| 32750|| McLachlin C.J.|
| Attorney General of Canada (Appellant) v Attorney General of Quebec (Respondent), and Attorney General of New Brunswick, Attorney General for Saskatchewan, Attorney General of Alberta, Michael Awad, Canadian Conference of Catholic Bishops and Evangelical Fellowship of Canada (Interveners)|
Reference re Assisted Human Reproduction Act, 2010 SCC 61,  3 SCR 457
APPEAL from a judgment of the Quebec Court of Appeal (Gendreau, Chamberland and Rayle JJ.A.), In the matter of a Reference by the Government of Quebec pursuant to the Court of Appeal Reference Act, R.S.Q., c. R-23, concerning the constitutional validity of sections 8 to 19, 40 to 53, 60, 61 and 68 of the Assisted Human Reproduction Act, S.C. 2004, c. 2, 2008 QCCA 1167, 298 D.L.R. (4th) 712,  R.J.Q. 1551,  Q.J. No. 5489 (QL), 2008 CarswellQue 9848.
Appeal allowed in part.
Reference Re Assisted Human Reproduction Act is an appeal from the Quebec Court of Appeal to the Supreme Court of Canada on a reference question posed as to the constitutional validity of the Assisted Human Reproduction Act that had been passed by the Parliament of Canada.
Reference Re Assisted Human Reproduction Act Wikipedia
The appeal was allowed in part, with the Court rendering a rare 4-4-1 mixed decision. The justices' opinions were as follows:
= constitutionally valid
= constitutional to the extent that they relate to constitutionally valid provisions
= constitutionally invalid
The Act is essentially a series of prohibitions, followed by a set of subsidiary provisions for their administration. While the Act will have beneficial effects and while some of its effects may impact on provincial matters, neither its dominant purpose nor its dominant effect is to set up a regime that regulates and promotes the benefits of artificial reproduction. Here, the matter of the statutory scheme, viewed as a whole, is a valid exercise of the federal power over criminal law. The dominant purpose and effect of the legislative scheme is to prohibit practices that would undercut moral values, produce public health evils, and threaten the security of donors, donees, and persons conceived by assisted reproduction.
The impugned provisions represent an overflow of the exercise of the federal criminal law power. Their pith and substance is connected with the provinces’ exclusive jurisdiction over hospitals, property and civil rights, and matters of a merely local nature. The impugned provisions affect rules with respect to the management of hospitals, since Parliament has provided that the Act applies to all premises in which controlled activities are undertaken.
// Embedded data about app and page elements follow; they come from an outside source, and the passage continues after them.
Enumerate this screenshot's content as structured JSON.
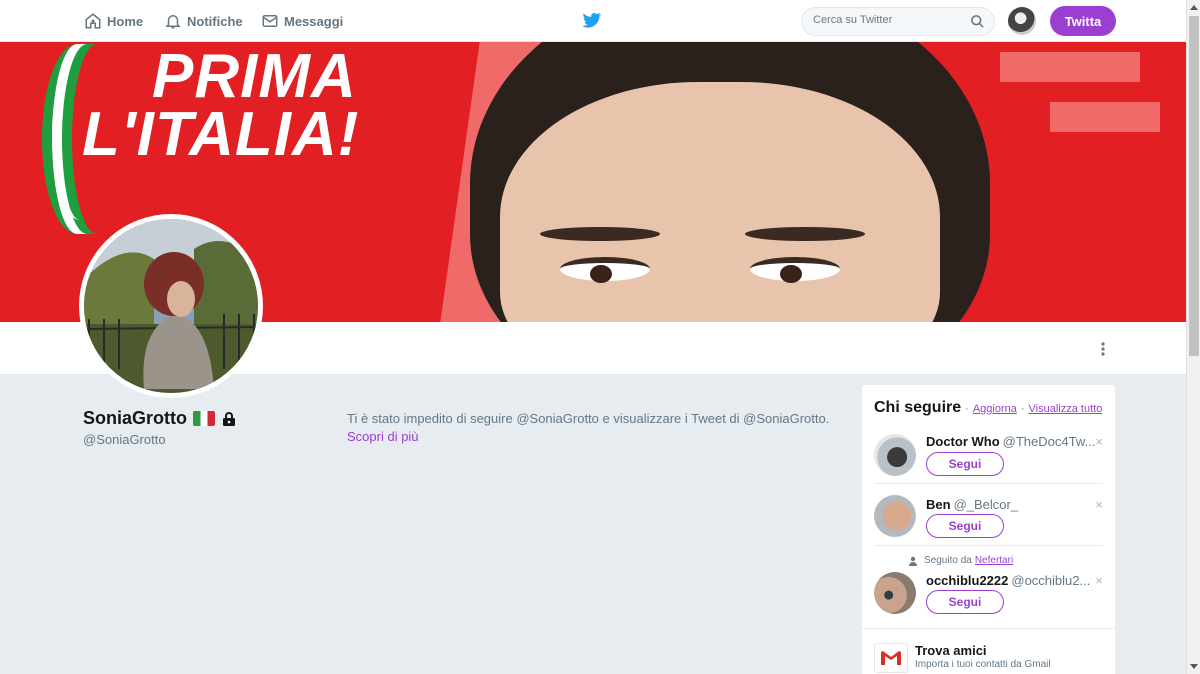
{
  "nav": {
    "home_label": "Home",
    "notifications_label": "Notifiche",
    "messages_label": "Messaggi",
    "search_placeholder": "Cerca su Twitter",
    "tweet_button_label": "Twitta"
  },
  "banner": {
    "slogan_line1": "PRIMA",
    "slogan_line2": "L'ITALIA!"
  },
  "profile": {
    "name": "SoniaGrotto",
    "handle": "@SoniaGrotto",
    "blocked_text": "Ti è stato impedito di seguire @SoniaGrotto e visualizzare i Tweet di @SoniaGrotto.",
    "learn_more": "Scopri di più"
  },
  "who_to_follow": {
    "title": "Chi seguire",
    "refresh": "Aggiorna",
    "view_all": "Visualizza tutto",
    "separator": "·",
    "follow_label": "Segui",
    "suggestions": [
      {
        "name": "Doctor Who",
        "handle": "@TheDoc4Tw..."
      },
      {
        "name": "Ben",
        "handle": "@_Belcor_"
      },
      {
        "name": "occhiblu2222",
        "handle": "@occhiblu2...",
        "followed_by_prefix": "Seguito da",
        "followed_by_name": "Nefertari"
      }
    ],
    "find_friends_title": "Trova amici",
    "find_friends_sub": "Importa i tuoi contatti da Gmail"
  },
  "colors": {
    "accent": "#9b3fd1",
    "banner_red": "#e21f22",
    "background": "#e6ecf0"
  }
}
Furthermore, the fact that several of the impugned provisions concern subjects that are already governed by the Civil Code of Quebec and other Quebec legislation is an important indication that in pith and substance, the provisions lie at the very core of the provinces’ jurisdiction over civil rights and local matters.
The matter of the impugned provisions is regulation of virtually every aspect of research and clinical practice in relation to assisted human reproduction. The matter of the challenged provisions is best classified as relating to the establishment, maintenance and management of hospitals, property and civil rights in the province and matters of a merely local or private nature in the province. However, ss. 8, 9 and 12 in purpose and effect prohibit negative practices associated with assisted reproduction and fall within the traditional ambit of the federal criminal law power. Similarly, ss. 40(1), (6) and (7), 41 to 43, and 44(1) and (4) set up the mechanisms to implement s. 12 and, to the extent that they relate to provisions of the Act which are constitutional, were properly enacted by Parliament. Sections 45 to 53, to the extent that they deal with inspection and enforcement in relation to constitutionally valid provisions of the Act, are also properly enacted under the criminal law power. The same is true for ss. 60 and 61, which create offences. Section 68 is also constitutional, although its operation will be limited to constitutional sections of the Act. Given that the other provisions establishing the Assisted Human Reproduction Agency of Canada are not contested, there is no constitutional objection to s. 19.